Nutritional fats and the risk of type 2 diabetes and cancer.

Auteur(s) :
Keller U., Stoeckli R.
Date :
Déc, 2004
Source(s) :
PHYSIOL BEHAV. #83:4 p611-615
Adresse :
Division of Endocrinology, Diabetology and Clinical Nutrition, Department of Internal Medicine, University Hospital, Petersgraben 4, CH-4031 Basel, Switzerland.

Sommaire de l'article

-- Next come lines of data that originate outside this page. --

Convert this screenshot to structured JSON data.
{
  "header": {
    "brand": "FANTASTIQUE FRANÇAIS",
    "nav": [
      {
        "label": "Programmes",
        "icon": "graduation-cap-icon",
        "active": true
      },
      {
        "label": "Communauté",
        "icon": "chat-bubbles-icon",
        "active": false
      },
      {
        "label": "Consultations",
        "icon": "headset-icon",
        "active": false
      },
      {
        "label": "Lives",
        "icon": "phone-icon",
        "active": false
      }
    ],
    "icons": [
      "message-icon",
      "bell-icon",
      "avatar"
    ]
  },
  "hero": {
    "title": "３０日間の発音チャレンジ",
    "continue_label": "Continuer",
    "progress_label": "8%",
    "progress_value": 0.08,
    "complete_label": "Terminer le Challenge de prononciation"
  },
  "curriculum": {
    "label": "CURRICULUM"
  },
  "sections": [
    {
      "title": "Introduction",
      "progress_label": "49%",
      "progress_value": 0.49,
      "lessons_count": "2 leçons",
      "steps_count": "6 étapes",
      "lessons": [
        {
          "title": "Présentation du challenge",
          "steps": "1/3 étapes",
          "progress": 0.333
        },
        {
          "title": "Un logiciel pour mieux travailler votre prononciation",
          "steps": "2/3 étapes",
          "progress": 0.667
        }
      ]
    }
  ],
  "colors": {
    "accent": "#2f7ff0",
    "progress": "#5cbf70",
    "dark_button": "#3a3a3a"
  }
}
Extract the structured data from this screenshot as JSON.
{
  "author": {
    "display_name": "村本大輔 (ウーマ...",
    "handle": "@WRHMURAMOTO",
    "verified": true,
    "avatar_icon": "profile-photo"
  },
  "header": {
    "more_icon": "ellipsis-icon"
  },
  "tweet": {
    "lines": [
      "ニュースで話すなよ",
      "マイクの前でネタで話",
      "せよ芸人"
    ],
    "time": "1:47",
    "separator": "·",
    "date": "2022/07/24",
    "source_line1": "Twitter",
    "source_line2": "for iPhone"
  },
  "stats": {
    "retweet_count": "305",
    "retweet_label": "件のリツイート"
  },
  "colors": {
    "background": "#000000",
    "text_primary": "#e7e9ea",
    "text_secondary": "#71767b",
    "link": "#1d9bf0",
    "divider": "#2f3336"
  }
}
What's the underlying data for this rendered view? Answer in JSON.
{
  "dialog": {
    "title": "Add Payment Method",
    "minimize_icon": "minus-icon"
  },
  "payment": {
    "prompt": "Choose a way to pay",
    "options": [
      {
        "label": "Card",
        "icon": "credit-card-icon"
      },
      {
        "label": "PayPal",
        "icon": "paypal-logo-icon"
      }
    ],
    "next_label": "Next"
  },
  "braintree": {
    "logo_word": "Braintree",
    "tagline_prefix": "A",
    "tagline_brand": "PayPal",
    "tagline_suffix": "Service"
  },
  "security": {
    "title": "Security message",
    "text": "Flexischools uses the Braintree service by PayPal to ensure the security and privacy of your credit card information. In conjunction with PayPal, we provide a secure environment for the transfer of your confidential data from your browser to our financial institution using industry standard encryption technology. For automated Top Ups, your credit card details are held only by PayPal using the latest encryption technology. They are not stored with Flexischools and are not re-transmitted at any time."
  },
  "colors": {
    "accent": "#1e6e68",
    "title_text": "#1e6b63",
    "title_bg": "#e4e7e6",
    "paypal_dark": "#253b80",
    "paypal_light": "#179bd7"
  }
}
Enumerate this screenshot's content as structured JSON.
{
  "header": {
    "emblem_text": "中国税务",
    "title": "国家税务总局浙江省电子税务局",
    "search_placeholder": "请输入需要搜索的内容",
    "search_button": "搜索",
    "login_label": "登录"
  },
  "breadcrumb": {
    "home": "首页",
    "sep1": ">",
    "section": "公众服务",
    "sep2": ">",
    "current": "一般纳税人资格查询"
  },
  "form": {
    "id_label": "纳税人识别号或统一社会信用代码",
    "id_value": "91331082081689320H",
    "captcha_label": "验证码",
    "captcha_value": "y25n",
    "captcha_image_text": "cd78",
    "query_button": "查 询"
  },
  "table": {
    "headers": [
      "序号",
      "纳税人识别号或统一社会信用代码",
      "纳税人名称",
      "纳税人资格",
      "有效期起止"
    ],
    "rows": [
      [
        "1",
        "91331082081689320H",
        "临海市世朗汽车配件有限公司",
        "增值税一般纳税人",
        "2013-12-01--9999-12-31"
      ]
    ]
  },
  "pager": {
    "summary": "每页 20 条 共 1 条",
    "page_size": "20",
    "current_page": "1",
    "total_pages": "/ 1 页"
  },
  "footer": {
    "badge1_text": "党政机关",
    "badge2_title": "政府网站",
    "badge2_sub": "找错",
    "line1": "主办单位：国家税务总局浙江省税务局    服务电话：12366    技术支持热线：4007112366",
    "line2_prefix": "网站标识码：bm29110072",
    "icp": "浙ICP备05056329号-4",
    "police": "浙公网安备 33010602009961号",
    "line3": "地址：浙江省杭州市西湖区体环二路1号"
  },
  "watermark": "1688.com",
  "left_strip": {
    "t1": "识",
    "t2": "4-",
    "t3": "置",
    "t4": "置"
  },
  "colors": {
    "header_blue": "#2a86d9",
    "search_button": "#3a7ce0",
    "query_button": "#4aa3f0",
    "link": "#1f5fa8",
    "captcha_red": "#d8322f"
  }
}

Dietary factors are important predictors for the risk of diabetes type 2. Increased consumption of fibre-rich foods, fruits and vegetables as well as limited amounts of total and saturated fats are essential elements in the prevention of diabetes type 2. The association between these dietary factors and the appearance of diabetes was not only present in cohort studies but were also major elements in the dietary part of the two large diabetes prevention trials (Finnish Diabetes Prevention Study, Diabetes Prevention Program). There is also strong evidence for a relation between obesity and total fat intake and the incidence of certain types of cancers. There is a significant correlation between total fat intake and the risk of cancer; however, it is much weaker than that of the effect of red meat. Recommendations to decrease red meat intake, particularly processed meat, may decrease the risk of colorectal and prostate cancer and may have beneficial effects on breast cancer as well, although this evidence is less compelling. Overall, recommendations focused on controlling or reducing body weight by regular physical activity and avoidance of excessive energy intake from all sources, particularly from fat and saturated fats, by increasing consumption of fibre-rich carbohydrates, vegetables and fruits are effective in decreasing the risk for type 2 diabetes by more than 50% in high-risk individuals. Similar dietary patterns are likely to diminish the manifestation of certain forms of cancers. These conclusions are in agreement with current recommendations for cancer prevention as propagated by the American Cancer Society.

Source : Pubmed